Records from a dataset:

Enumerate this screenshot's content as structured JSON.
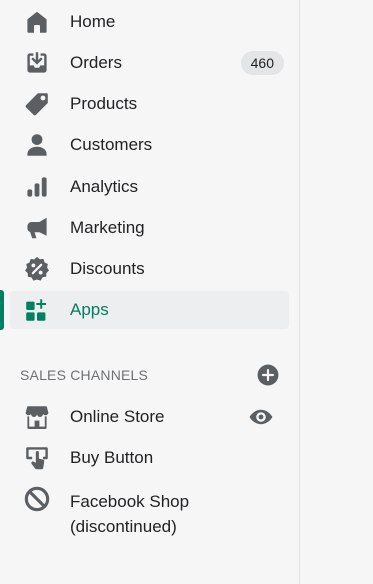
{
  "nav": {
    "items": [
      {
        "label": "Home",
        "icon": "home-icon"
      },
      {
        "label": "Orders",
        "icon": "orders-icon",
        "badge": "460"
      },
      {
        "label": "Products",
        "icon": "tag-icon"
      },
      {
        "label": "Customers",
        "icon": "person-icon"
      },
      {
        "label": "Analytics",
        "icon": "bar-chart-icon"
      },
      {
        "label": "Marketing",
        "icon": "megaphone-icon"
      },
      {
        "label": "Discounts",
        "icon": "discount-icon"
      },
      {
        "label": "Apps",
        "icon": "apps-icon",
        "active": true
      }
    ]
  },
  "sales_channels": {
    "title": "SALES CHANNELS",
    "add_icon": "plus-circle-icon",
    "items": [
      {
        "label": "Online Store",
        "icon": "store-icon",
        "action_icon": "eye-icon"
      },
      {
        "label": "Buy Button",
        "icon": "buy-button-icon"
      },
      {
        "label_line1": "Facebook Shop",
        "label_line2": "(discontinued)",
        "icon": "prohibited-icon"
      }
    ]
  },
  "colors": {
    "accent": "#008060",
    "active_text": "#007f5f",
    "icon": "#5c5f62",
    "text": "#202223",
    "muted": "#6d7175"
  }
}
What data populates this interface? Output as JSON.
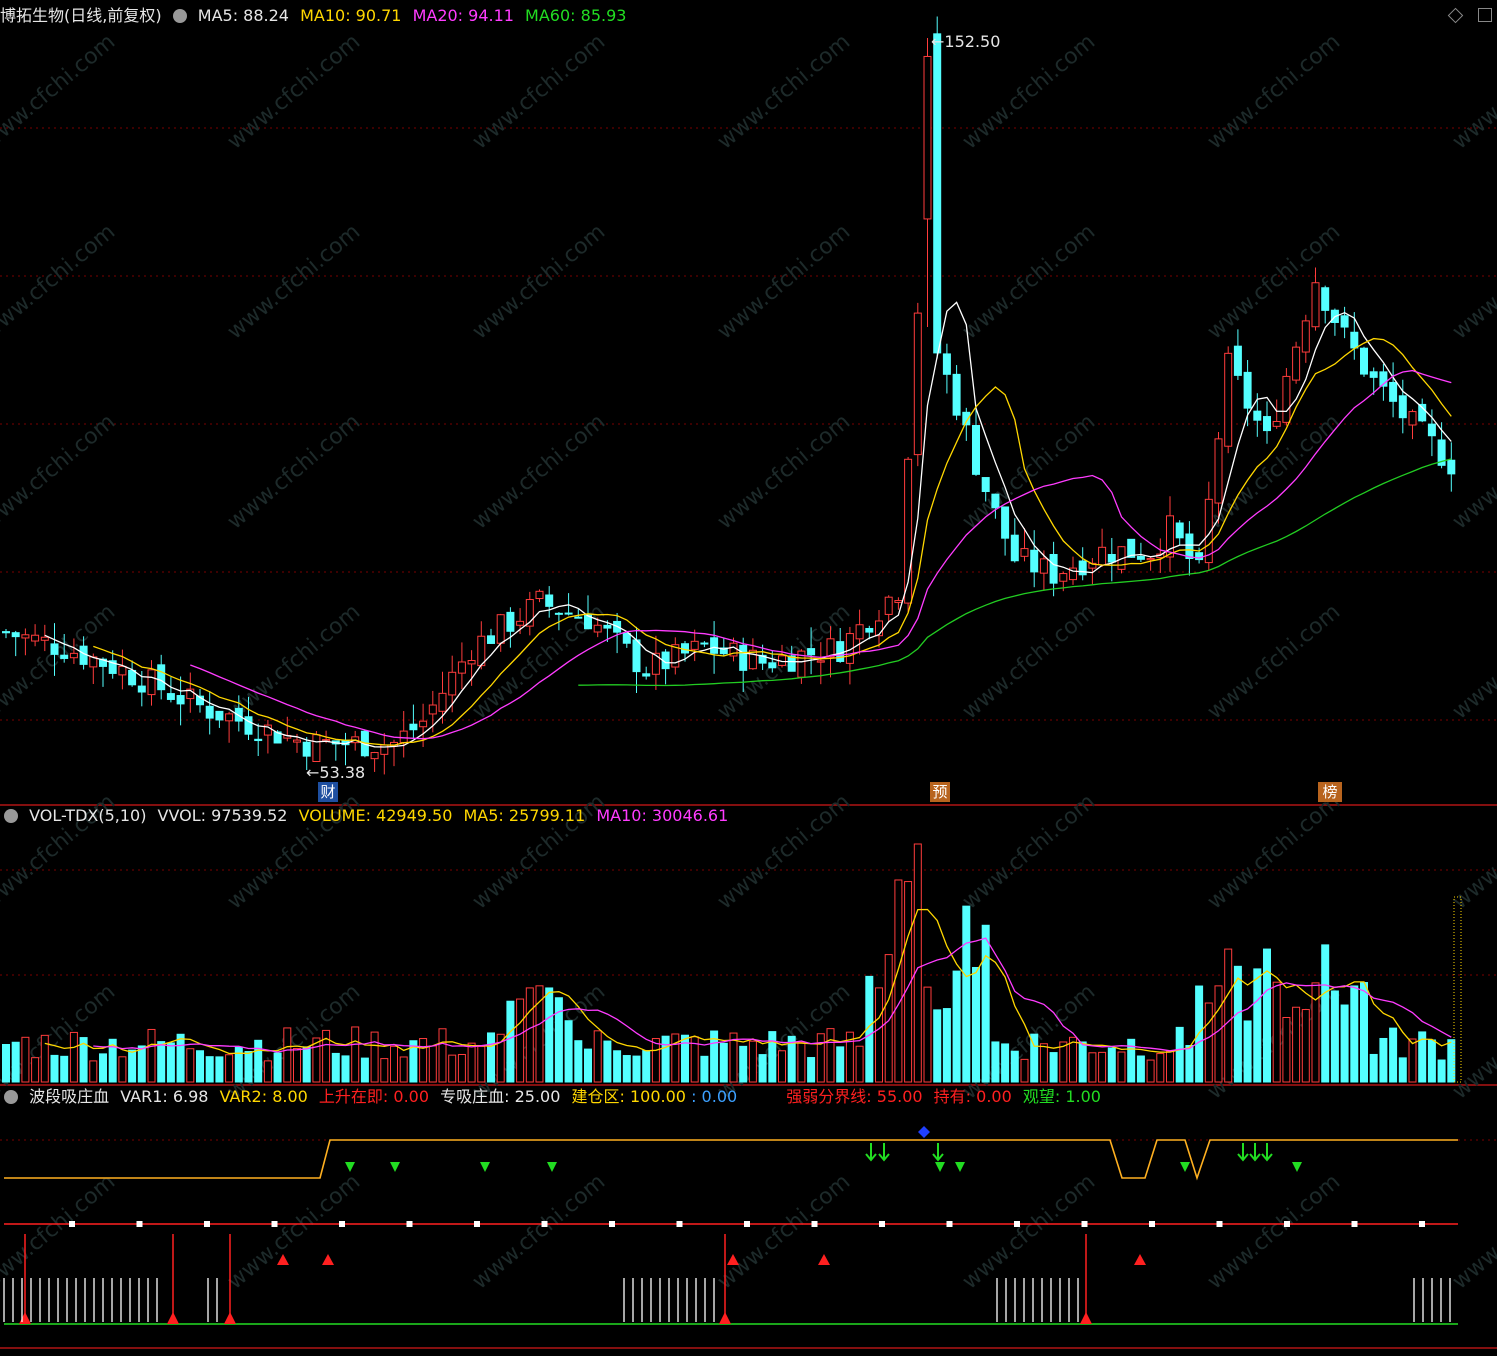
{
  "main_header": {
    "stock_title": "博拓生物(日线,前复权)",
    "ma5": "MA5: 88.24",
    "ma10": "MA10: 90.71",
    "ma20": "MA20: 94.11",
    "ma60": "MA60: 85.93"
  },
  "vol_header": {
    "name": "VOL-TDX(5,10)",
    "vvol": "VVOL: 97539.52",
    "volume": "VOLUME: 42949.50",
    "ma5": "MA5: 25799.11",
    "ma10": "MA10: 30046.61"
  },
  "ind_header": {
    "name": "波段吸庄血",
    "var1": "VAR1: 6.98",
    "var2": "VAR2: 8.00",
    "rise": "上升在即: 0.00",
    "absorb": "专吸庄血: 25.00",
    "build": "建仓区: 100.00",
    "build_extra": ": 0.00",
    "divide": "强弱分界线: 55.00",
    "hold": "持有: 0.00",
    "watch": "观望: 1.00"
  },
  "annotations": {
    "high_label": "152.50",
    "low_label": "53.38",
    "badge_cai": "财",
    "badge_yu": "预",
    "badge_bang": "榜"
  },
  "watermark_text": "www.cfchi.com",
  "colors": {
    "up": "#ff3c3c",
    "down": "#54ffff",
    "ma5": "#ffffff",
    "ma10": "#ffd700",
    "ma20": "#ff3cff",
    "ma60": "#22cc22",
    "grid": "#7a0000",
    "signal_green": "#22dd22",
    "signal_red": "#ff2020",
    "divide_line": "#ff2020",
    "hold_line": "#ffb020"
  },
  "chart_data": [
    {
      "type": "candlestick",
      "title": "博拓生物(日线,前复权)",
      "ylim": [
        53.38,
        152.5
      ],
      "max_price": 152.5,
      "min_price": 53.38,
      "series_names": [
        "MA5",
        "MA10",
        "MA20",
        "MA60"
      ],
      "last_values": {
        "MA5": 88.24,
        "MA10": 90.71,
        "MA20": 94.11,
        "MA60": 85.93
      }
    },
    {
      "type": "bar",
      "title": "VOL-TDX(5,10)",
      "series_names": [
        "VOLUME",
        "MA5",
        "MA10"
      ],
      "last_values": {
        "VVOL": 97539.52,
        "VOLUME": 42949.5,
        "MA5": 25799.11,
        "MA10": 30046.61
      }
    },
    {
      "type": "line",
      "title": "波段吸庄血",
      "last_values": {
        "VAR1": 6.98,
        "VAR2": 8.0,
        "上升在即": 0.0,
        "专吸庄血": 25.0,
        "建仓区": 100.0,
        "强弱分界线": 55.0,
        "持有": 0.0,
        "观望": 1.0
      }
    }
  ]
}
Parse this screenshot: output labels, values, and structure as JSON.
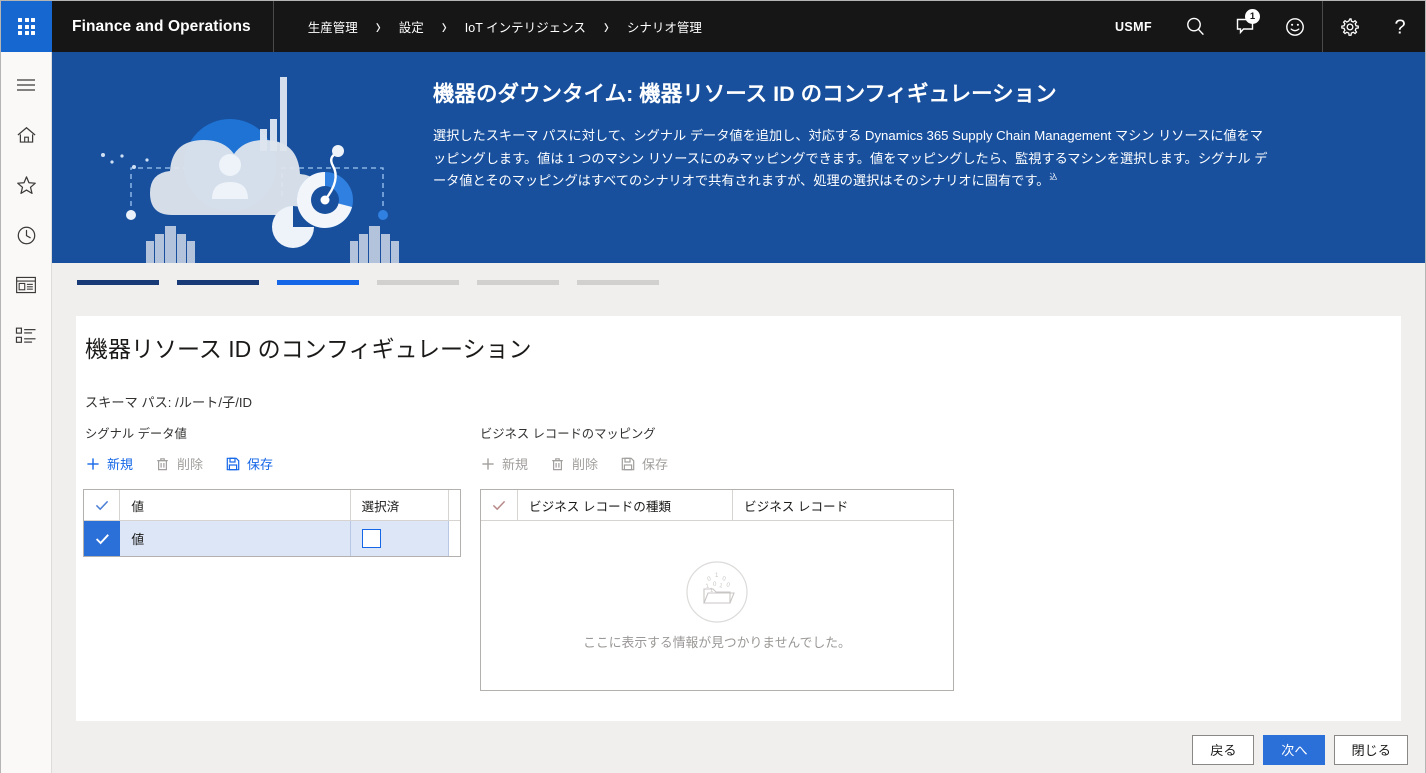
{
  "topbar": {
    "waffle_label": "app-launcher",
    "app_title": "Finance and Operations",
    "breadcrumbs": [
      {
        "label": "生産管理"
      },
      {
        "label": "設定"
      },
      {
        "label": "IoT インテリジェンス"
      },
      {
        "label": "シナリオ管理"
      }
    ],
    "chevron": "›",
    "company": "USMF",
    "icons": [
      {
        "name": "search-icon"
      },
      {
        "name": "notifications-icon",
        "badge": "1"
      },
      {
        "name": "feedback-smiley-icon"
      },
      {
        "name": "settings-gear-icon"
      },
      {
        "name": "help-question-icon"
      }
    ]
  },
  "rail": {
    "items": [
      {
        "name": "hamburger-menu-icon"
      },
      {
        "name": "home-icon"
      },
      {
        "name": "favorites-star-icon"
      },
      {
        "name": "recent-clock-icon"
      },
      {
        "name": "workspaces-icon"
      },
      {
        "name": "modules-list-icon"
      }
    ]
  },
  "hero": {
    "title": "機器のダウンタイム: 機器リソース ID のコンフィギュレーション",
    "description": "選択したスキーマ パスに対して、シグナル データ値を追加し、対応する Dynamics 365 Supply Chain Management マシン リソースに値をマッピングします。値は 1 つのマシン リソースにのみマッピングできます。値をマッピングしたら、監視するマシンを選択します。シグナル データ値とそのマッピングはすべてのシナリオで共有されますが、処理の選択はそのシナリオに固有です。",
    "description_sup": "込"
  },
  "steps": [
    {
      "state": "done"
    },
    {
      "state": "done"
    },
    {
      "state": "current"
    },
    {
      "state": "todo"
    },
    {
      "state": "todo"
    },
    {
      "state": "todo"
    }
  ],
  "page": {
    "title": "機器リソース ID のコンフィギュレーション",
    "schema_path": "スキーマ パス: /ルート/子/ID"
  },
  "left_panel": {
    "label": "シグナル データ値",
    "toolbar": {
      "new": "新規",
      "delete": "削除",
      "save": "保存"
    },
    "grid": {
      "columns": [
        "値",
        "選択済"
      ],
      "rows": [
        {
          "value": "値",
          "selected": false
        }
      ]
    }
  },
  "right_panel": {
    "label": "ビジネス レコードのマッピング",
    "toolbar": {
      "new": "新規",
      "delete": "削除",
      "save": "保存"
    },
    "grid": {
      "columns": [
        "ビジネス レコードの種類",
        "ビジネス レコード"
      ],
      "empty_message": "ここに表示する情報が見つかりませんでした。",
      "empty_icon": "empty-folder-data-icon"
    }
  },
  "footer": {
    "back": "戻る",
    "next": "次へ",
    "close": "閉じる"
  },
  "colors": {
    "brand_blue": "#1767d1",
    "hero_blue": "#18509e",
    "accent": "#1567e8",
    "primary_button": "#2b6fd8",
    "step_done": "#183a76",
    "step_todo": "#d2d0ce",
    "page_bg": "#f0efee",
    "topbar_bg": "#161616"
  }
}
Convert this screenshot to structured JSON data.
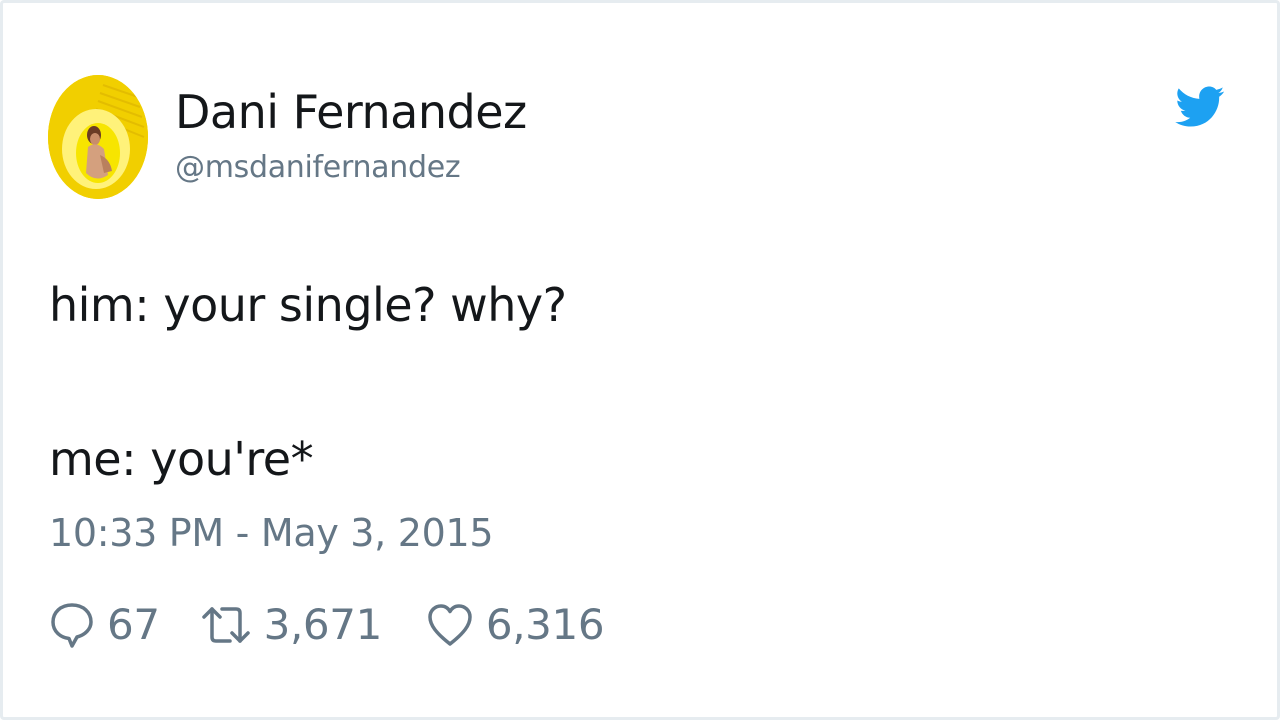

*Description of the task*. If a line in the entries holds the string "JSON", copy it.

*Answer to this exercise*.
Enumerate this screenshot's content as structured JSON.
What data populates this interface? Output as JSON.
Parse this screenshot: output labels, values, and structure as JSON.
Convert this screenshot to structured JSON data.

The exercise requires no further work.